    (University College Cork, 2019) Moloney, Fiachra; Maher, Michael M.; O'Connor, Owen

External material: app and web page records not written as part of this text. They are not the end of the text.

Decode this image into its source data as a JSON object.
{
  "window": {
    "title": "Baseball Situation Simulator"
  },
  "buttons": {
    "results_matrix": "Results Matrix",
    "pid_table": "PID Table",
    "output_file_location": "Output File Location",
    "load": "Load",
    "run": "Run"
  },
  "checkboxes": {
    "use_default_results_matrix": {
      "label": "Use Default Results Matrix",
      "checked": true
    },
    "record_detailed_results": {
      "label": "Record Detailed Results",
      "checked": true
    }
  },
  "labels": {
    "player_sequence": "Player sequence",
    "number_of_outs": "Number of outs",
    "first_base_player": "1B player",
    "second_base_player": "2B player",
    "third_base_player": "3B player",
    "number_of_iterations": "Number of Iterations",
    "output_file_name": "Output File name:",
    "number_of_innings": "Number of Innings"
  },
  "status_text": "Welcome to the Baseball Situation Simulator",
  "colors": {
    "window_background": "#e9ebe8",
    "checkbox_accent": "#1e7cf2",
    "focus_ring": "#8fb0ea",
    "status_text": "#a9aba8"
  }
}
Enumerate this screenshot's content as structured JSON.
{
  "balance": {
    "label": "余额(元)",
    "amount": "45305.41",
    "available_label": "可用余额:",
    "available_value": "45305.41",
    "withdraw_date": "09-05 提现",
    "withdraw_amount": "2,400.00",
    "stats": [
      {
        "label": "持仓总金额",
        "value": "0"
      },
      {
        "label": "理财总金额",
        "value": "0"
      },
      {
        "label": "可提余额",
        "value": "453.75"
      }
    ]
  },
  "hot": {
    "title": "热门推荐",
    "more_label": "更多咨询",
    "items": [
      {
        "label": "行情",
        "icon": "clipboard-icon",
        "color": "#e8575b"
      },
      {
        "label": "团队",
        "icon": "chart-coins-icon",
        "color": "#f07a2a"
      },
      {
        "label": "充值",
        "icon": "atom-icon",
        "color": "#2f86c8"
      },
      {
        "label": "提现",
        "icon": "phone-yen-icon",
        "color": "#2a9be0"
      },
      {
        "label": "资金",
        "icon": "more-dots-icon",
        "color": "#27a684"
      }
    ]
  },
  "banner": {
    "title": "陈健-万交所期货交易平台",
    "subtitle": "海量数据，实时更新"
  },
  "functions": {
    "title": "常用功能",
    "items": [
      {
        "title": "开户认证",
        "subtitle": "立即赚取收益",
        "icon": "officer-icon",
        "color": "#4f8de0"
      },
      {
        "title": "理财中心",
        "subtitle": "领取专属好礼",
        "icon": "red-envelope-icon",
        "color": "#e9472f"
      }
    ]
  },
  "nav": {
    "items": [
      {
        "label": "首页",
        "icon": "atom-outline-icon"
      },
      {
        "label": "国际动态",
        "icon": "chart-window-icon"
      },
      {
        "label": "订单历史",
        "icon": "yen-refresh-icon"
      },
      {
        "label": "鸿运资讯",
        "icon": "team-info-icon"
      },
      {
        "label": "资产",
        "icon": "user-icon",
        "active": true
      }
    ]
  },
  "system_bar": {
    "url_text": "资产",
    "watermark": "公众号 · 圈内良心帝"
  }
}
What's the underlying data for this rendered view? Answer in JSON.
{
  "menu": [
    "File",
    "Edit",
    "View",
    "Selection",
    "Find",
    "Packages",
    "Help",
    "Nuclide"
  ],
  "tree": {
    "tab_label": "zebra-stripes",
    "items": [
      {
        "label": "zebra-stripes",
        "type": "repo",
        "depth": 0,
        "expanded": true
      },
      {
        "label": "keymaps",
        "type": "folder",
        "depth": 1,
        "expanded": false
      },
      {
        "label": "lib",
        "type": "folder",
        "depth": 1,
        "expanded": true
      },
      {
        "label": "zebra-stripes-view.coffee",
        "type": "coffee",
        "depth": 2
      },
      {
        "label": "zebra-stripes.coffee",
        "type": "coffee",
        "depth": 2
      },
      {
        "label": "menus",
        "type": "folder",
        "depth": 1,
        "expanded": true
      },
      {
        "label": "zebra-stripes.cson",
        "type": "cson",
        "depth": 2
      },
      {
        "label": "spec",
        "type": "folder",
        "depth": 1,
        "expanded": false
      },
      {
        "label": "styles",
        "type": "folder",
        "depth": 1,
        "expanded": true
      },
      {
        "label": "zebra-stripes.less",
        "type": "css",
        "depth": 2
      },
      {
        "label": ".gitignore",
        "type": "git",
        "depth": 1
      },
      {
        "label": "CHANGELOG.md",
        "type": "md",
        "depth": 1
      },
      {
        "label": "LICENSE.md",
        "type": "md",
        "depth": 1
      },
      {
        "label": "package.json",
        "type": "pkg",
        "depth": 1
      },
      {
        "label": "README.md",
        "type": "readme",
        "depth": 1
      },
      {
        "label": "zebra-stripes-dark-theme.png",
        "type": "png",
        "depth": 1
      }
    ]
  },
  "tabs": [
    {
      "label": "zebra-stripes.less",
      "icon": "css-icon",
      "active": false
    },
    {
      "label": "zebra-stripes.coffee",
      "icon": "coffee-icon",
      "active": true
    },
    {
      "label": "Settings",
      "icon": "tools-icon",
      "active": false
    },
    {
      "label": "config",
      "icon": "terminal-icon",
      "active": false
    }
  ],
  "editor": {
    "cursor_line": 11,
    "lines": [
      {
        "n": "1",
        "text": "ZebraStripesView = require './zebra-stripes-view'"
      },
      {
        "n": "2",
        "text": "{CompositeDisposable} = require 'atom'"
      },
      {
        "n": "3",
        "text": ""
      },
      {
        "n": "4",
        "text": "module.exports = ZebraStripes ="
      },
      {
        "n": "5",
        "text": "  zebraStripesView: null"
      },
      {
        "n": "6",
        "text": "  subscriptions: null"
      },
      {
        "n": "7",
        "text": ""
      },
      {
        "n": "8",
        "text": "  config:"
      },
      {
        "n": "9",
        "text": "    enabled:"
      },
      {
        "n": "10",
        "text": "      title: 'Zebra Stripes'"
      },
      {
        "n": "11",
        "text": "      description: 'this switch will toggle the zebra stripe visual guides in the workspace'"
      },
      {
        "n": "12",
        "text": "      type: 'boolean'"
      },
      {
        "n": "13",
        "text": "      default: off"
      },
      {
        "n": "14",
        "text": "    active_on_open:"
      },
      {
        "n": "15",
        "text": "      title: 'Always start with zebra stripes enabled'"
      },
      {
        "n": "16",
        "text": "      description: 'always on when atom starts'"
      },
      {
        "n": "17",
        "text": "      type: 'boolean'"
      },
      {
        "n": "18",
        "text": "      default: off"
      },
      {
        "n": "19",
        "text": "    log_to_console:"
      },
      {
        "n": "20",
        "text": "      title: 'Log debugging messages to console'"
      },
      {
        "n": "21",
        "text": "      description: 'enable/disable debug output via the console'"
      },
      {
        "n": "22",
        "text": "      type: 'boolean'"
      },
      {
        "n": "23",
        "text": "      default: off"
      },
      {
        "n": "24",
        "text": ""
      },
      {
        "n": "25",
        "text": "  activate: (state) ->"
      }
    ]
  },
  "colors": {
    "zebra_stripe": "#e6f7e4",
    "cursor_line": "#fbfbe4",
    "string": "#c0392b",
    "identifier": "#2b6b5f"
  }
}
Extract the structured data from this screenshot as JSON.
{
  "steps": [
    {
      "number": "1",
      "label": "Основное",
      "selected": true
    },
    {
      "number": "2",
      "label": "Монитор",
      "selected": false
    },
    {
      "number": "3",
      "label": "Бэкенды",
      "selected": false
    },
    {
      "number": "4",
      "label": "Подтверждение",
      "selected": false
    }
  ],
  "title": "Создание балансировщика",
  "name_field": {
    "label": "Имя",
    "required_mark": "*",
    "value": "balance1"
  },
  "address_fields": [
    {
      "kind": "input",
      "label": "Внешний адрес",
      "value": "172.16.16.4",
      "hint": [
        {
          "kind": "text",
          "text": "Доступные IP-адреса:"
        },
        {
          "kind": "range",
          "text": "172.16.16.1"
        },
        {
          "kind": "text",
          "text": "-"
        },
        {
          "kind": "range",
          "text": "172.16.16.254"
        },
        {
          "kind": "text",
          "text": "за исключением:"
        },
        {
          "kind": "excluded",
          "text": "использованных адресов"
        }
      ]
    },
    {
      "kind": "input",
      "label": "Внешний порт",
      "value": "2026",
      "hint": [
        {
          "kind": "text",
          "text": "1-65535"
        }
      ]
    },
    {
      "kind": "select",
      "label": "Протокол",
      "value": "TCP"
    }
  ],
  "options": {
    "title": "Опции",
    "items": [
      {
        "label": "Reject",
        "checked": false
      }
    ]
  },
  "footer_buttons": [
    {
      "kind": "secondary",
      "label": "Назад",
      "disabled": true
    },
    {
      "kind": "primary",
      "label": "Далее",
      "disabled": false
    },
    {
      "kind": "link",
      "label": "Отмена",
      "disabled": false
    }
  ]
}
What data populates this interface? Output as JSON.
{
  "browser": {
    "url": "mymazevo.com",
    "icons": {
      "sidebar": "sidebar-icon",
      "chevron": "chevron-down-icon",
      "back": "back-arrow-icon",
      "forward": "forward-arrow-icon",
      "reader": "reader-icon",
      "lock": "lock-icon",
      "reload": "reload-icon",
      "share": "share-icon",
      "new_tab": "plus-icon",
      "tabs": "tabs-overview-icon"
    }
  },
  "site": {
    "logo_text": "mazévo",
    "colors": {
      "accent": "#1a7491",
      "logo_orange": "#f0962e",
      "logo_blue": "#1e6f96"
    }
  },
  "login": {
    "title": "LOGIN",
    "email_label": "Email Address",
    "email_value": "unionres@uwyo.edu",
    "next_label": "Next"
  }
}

    The aim of this thesis is to assess the feasibility of using model-based iterative reconstruction (MBIR) to develop new low-dose CT (computed tomography) protocols in the areas of neck, chest, and abdominal imaging without compromising diagnostic performance. Medical imaging has become the largest source of radiation exposure for humans other than natural background radiation. The availability of and improvements in diagnostic imaging have led to a sevenfold increase in the use of imaging over the past 30 years. This is especially true for CT, with a 7.8% annual increase in the use of CT from 1996 to 2010. The major concern associated with the widespread uptake of CT is the parallel increase in radiation exposure incurred by patients, and while the relationship of diagnostic radiation exposure to a quantifiable risk of cancer induction remains a controversial topic, physicians are beholden to keep radiation doses from diagnostic imaging as low as reasonably possible to limit the risk of radiation-induced cancer. We conducted preliminary phantom and cadaveric studies to examine the performance of MBIR at different radiation dose levels in the thorax and abdomen. Cadavers and phantoms provide a means of safely assessing new technologies and optimizing scan protocols prior to clinical validation. An anthropomorphic torso phantom and 5 human cadavers were scanned at varying radiation dose levels and images reconstructed using three different reconstruction techniques: filtered back projection, hybrid IR and MBIR. MBIR reduced image noise and improved image quality even in CT images acquired with a mean radiation dose reduction of 62%, compared with conventional dose studies reconstructed with hybrid IR, with lower levels of objective image noise, superior diagnostic acceptability and contrast resolution, and comparable subjective image noise and streak artifact scores. We subsequently performed clinical studies with the objectives of assessing MBIR as a tool for image quality improvement and radiation dose reduction in CT, and for the development of new low-dose carotid angiography, chest, and abdominopelvic CT protocols. We developed a low-dose carotid CTA protocol reconstructed with MBIR comparable to a conventional dose CTA protocol in terms of image quality and diagnostic accuracy while enabling a dose reduction of 49.6%. 20 patients were scanned using a split-dose technique with radiation dose divided into a low-dose acquisition reconstructed with MBIR and a conventional dose acquisition reconstructed with hybrid IR. Mean effective dose was significantly lower for the low-dose studies (1.84mSv versus 3.71mSv) and subjective image noise, contrast resolution, and spatial resolution were significantly higher for the low-dose studies. There was excellent agreement for stenosis grading accuracy between low- and conventional dose studies (Cohen κ = 0.806). A modified low-dose CT thorax protocol reconstructed with MBIR was also developed to monitor pulmonary disease progression in patients with cystic fibrosis with our low-dose protocol enabling the acquisition of a full-volume diagnostic quality chest CT at a dose equivalent to that of a chest radiograph (0.09±0.01mSv). Finally, we assessed the feasibility of low-dose abdominopelvic CT performed with MBIR as a radiation dose reduction strategy for imaging patients presenting with acute abdominal pain. A 74.7% mean radiation dose reduction was achieved with scans performed in the peri- and submillisievert range in patients of normal and low BMI, respectively, without compromising diagnostic performance. Dose reduction to the submillisievert range for patients with an elevated BMI was a challenge. The current era is extremely exciting in terms of radiation dose optimization in CT. This thesis is a demonstration of the potential for substantial reductions in radiation exposure, when the benefits of iterative reconstruction are combined with automated tube current modulation and other CT scanner technologies. The combination of all these hardware and software developments is now seeing major benefits for the patient and moving beyond the narrow aim of radiation exposure reduction to a complete change in practice, towards replacement of conventional radiography with low-dose CT, without any penalty for the patient in terms of radiation exposure.